On a “liberal” reading of scripture, “loving one’s neighbor” isn’t a frothy placeholder for moral action nobody cares much more about than to feel it deeply in the heart; it is the very thing of which moral action is an embodiment. Put more simply, to progressive Christians “love” isn’t so much something you “feel” about God or another person, but a way of life that seeks to demonstrate its own authenticity by seeking justice and peace for those kicked to the margins by the powerful—which is to say, by seeking to love those whom God loves, but for whom love in this world is often illusory.

The greater (and more damning) criticism of “liberal” Christians is not that they don’t believe the Bible, but that they don’t live up to their claims about “justice” and “peace.” This is a real danger in progressive Christianity. Talking about justice and peace, without actually going to the trouble to see it realized rightfully leads to charges of hypocrisy—that is, failing to walk the walk.

In President Obama’s case, however, the criticism has for some time been reversed: His words about justice and peace for LGBTQI people weren’t matched by his deeds (e.g., refusing to uphold DOMA, doing away with Don’t Ask Don’t Tell, etc.). His failure, according to his critics, was in not being willing to “talk the talk.” In other words, people from both ends of the spectrum were inveighing against him for failing to say in words what he was already doing in practice—a perhaps rarer, but no less damning criticism.

Since I don’t hear the you’ve-also-got-to-talk-the-talk line of argument very often, it got me to thinking about denominational officials, who privately will offer reassurances that they are in support of affirming the full inclusion of LGBTQI folk in the life of the church, but who publicly find it difficult to articulate that support. I understand why taking a stand publicly in support of a controversial issue presents all manner of political land mines, and it makes a certain amount of sense when politicians hesitate to do it. Even religious officials must weigh the political costs of taking, what we religious types call, a “prophetic stance.” But whereas in the case of our political leaders (to our shame, I would argue) we tend to expect political calculations to trump the integrity of personal convictions, one would hope that we haven’t yet reached that level of cynicism about our religious leaders.

Is it to be the case once again that the church can’t quite get its theology straight until the culture shows it the way? Because, let’s not fool ourselves, inclusion is the way things are inexorably headed.

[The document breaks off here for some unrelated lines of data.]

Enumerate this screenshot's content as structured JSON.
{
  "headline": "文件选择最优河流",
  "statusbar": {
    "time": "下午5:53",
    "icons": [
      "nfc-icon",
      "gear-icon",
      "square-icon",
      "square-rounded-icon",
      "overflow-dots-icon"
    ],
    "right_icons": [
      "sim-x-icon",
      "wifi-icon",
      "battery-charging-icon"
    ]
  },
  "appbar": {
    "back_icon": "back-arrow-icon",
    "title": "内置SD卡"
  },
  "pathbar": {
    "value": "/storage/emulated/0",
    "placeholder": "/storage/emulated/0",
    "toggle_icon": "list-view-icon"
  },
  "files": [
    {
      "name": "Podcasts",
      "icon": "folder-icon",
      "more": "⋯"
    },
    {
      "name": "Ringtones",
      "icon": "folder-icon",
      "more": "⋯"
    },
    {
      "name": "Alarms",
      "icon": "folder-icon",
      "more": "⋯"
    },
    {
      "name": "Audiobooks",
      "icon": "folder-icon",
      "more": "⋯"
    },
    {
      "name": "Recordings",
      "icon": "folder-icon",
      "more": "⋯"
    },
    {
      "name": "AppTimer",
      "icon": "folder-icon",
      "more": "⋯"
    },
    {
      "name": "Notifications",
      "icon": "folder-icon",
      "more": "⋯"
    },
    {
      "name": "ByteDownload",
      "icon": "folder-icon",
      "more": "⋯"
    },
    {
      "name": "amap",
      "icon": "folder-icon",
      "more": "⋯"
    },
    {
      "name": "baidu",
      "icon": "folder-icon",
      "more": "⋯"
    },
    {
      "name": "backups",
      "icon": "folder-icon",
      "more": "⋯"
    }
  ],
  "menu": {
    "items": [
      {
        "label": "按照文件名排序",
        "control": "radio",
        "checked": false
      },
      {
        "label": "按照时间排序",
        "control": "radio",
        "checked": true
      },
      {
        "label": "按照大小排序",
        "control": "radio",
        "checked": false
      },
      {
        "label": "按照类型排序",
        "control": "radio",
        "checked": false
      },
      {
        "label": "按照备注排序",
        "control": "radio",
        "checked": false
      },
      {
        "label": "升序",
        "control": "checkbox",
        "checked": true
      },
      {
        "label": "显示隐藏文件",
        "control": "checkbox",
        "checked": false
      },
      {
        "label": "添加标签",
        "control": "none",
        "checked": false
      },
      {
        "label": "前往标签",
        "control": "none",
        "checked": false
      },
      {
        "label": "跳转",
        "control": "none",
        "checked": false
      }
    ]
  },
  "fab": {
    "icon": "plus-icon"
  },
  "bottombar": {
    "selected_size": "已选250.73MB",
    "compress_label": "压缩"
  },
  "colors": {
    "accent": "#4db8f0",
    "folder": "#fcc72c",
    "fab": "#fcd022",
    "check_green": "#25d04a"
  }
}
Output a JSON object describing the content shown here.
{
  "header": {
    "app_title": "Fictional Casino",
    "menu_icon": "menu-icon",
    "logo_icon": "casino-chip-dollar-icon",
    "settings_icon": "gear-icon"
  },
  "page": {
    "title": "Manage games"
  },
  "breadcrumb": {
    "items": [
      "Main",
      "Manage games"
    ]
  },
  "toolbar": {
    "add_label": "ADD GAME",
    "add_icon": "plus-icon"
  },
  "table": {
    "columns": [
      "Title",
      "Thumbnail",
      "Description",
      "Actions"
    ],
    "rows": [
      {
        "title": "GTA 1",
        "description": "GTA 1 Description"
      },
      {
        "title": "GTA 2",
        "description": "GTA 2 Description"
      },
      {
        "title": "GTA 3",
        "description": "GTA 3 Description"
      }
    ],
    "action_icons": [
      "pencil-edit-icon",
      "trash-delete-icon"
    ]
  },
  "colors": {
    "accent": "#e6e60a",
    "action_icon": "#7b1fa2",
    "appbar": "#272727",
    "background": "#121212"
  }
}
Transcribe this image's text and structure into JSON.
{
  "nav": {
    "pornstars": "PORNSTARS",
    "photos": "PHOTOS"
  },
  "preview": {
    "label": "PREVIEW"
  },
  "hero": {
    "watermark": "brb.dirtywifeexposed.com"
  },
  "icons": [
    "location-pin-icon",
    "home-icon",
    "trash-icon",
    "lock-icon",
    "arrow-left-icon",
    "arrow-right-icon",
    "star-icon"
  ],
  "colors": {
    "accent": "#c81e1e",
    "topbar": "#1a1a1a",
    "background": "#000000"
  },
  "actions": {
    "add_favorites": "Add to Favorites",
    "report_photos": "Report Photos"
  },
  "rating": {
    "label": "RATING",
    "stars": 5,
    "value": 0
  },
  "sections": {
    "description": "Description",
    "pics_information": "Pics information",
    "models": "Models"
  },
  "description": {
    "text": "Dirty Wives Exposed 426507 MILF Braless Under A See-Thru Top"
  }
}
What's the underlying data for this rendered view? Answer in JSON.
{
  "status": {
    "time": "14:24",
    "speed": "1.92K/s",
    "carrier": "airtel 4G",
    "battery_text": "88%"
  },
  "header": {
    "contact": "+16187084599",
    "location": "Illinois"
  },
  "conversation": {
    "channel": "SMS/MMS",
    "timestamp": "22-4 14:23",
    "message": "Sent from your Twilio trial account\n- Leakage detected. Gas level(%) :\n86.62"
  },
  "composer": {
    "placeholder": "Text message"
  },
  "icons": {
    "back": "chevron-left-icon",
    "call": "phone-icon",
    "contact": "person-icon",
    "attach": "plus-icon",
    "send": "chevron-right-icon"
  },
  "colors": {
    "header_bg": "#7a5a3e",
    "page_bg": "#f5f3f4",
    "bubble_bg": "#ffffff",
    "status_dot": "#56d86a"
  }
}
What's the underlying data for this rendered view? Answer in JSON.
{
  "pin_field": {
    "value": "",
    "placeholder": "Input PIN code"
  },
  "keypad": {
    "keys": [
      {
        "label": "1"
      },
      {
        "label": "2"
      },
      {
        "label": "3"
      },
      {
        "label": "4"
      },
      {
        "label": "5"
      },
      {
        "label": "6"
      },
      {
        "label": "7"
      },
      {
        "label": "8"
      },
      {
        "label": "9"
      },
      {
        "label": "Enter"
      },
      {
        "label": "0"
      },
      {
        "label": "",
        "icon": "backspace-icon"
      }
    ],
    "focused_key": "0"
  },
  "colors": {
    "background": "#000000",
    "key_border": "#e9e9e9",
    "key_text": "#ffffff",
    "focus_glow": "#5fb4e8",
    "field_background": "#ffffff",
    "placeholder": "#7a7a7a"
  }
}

The upshot of it all? If David Kinnaman is right, as Rachel Held Evans deftly points out, what our continued silence risks is the better part of a whole generation coming to the conclusion that they can find better ways to spend their time because they believe the church and its leadership to be “anti-homosexual”. And while I realize that speaking openly about support for our LGBTQI brothers and sisters carries its own risks, I think—like President Obama, it would appear—that silence is a risk no longer worth taking the.


  1. I know that description may sound like an exaggeration of a seriously held position, dear reader, but in my own defense, you haven’t read the kind of correspondence I receive. I do know that there are serious people who disagree with me about the issue of biblical interpretation, but they don’t seem to have maintained good relations with the gatekeepers of the interwebz—since their voices are routinely drowned out by that seemingly professional class of the perpetually aggrieved. ↩